While Yang may have been dealt a terrible hand in leading a half stocked fleet of novice recruits against the Empire’s most impregnable fortress, this week showed why such a thing isn’t to be worried about. Being handed a suicide mission (in all but name) gives a certain degree of leverage, and Yang wasted little opportunity in making the most of it. Competent subordinates were selected, the right adjutant assigned, and the star of the show introduced for all to see. Frederica and Walter von Shoenkopf are the important ones to watch here, because the former is going to assume a very big role in the future (just take a guess as to the reason), and the latter for the theatrics to come next week. It’s probably obvious what Yang’s strategy is to take down Iserlohn, but for those still confused, just remember the talk of Imperial uniforms, Walter’s Imperial origin, and that crafty scenario playing out in front of the fortress. Cannot beat down the walls through a direct attack or starve the place into submission? Why not try infiltration instead? Sneak Walter and his Rosen Ritter aboard, subdue the fortress leadership, take control of the station defense, and enjoy a victory with nary a casualty suffered.
Such a tactic of course is not perfect in the slightest as Yang and Walter both know. One wrong move (or defection) and the whole scheme goes out with a whimper. This, however, is where LotGH’s penchant for showcasing terrible leadership comes back into play. The two Imperial commanders (one for the fortress, the other for the fortress fleet) as well observed are the quintessential example of poor leadership choice and implementation: neither have overall command, both are out only for their personal glory (a common flaw of many high ranking officers), and both see the other as an obstacle to their own success. It’s basically the Falkenhayn-Conrad quagmire that plagued German-Austro-Hungarian relations through the first half of World War I, which becomes particularly ironic when it’s realized Admiral Seeckt (rocking the brown hair) is largely based off in looks and personality on the German General Seeckt, one man who spared little love (or personal pursuit of glory) on his Austrian counterparts. As Oberstein correctly points out the situation is likely a trap, but since neither admiral wants to be shown the loser in war and honour both, the chance at cautiously discerning the moment is lost. With Seeckt playing catchy catchy with Yang’s fleet, the Rosen Ritter will have ample opportunity to sneak aboard unmolested, and with all their training you can probably imagine how well it will go for the complacent fortress guard.
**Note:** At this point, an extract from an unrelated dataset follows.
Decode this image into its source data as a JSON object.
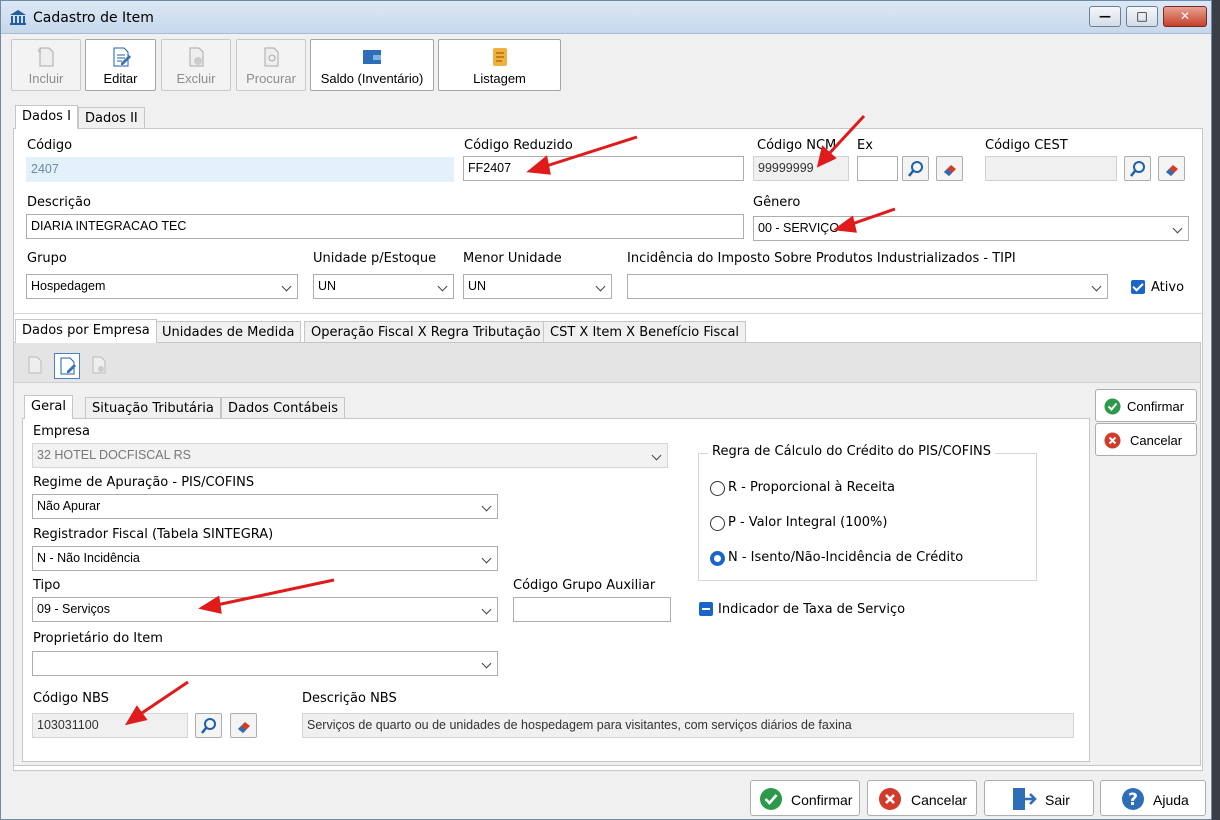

For the second of many times we are about to see how drastic the effects of incompetent (and exceptionally competent) leadership can be, and how quickly one wrong move can alter the outcome of an entire war. Yang may not have won the battle of Iserlohn in any manner yet, but when the dust of this engagement settles, the political map of LotGH will never be the same again.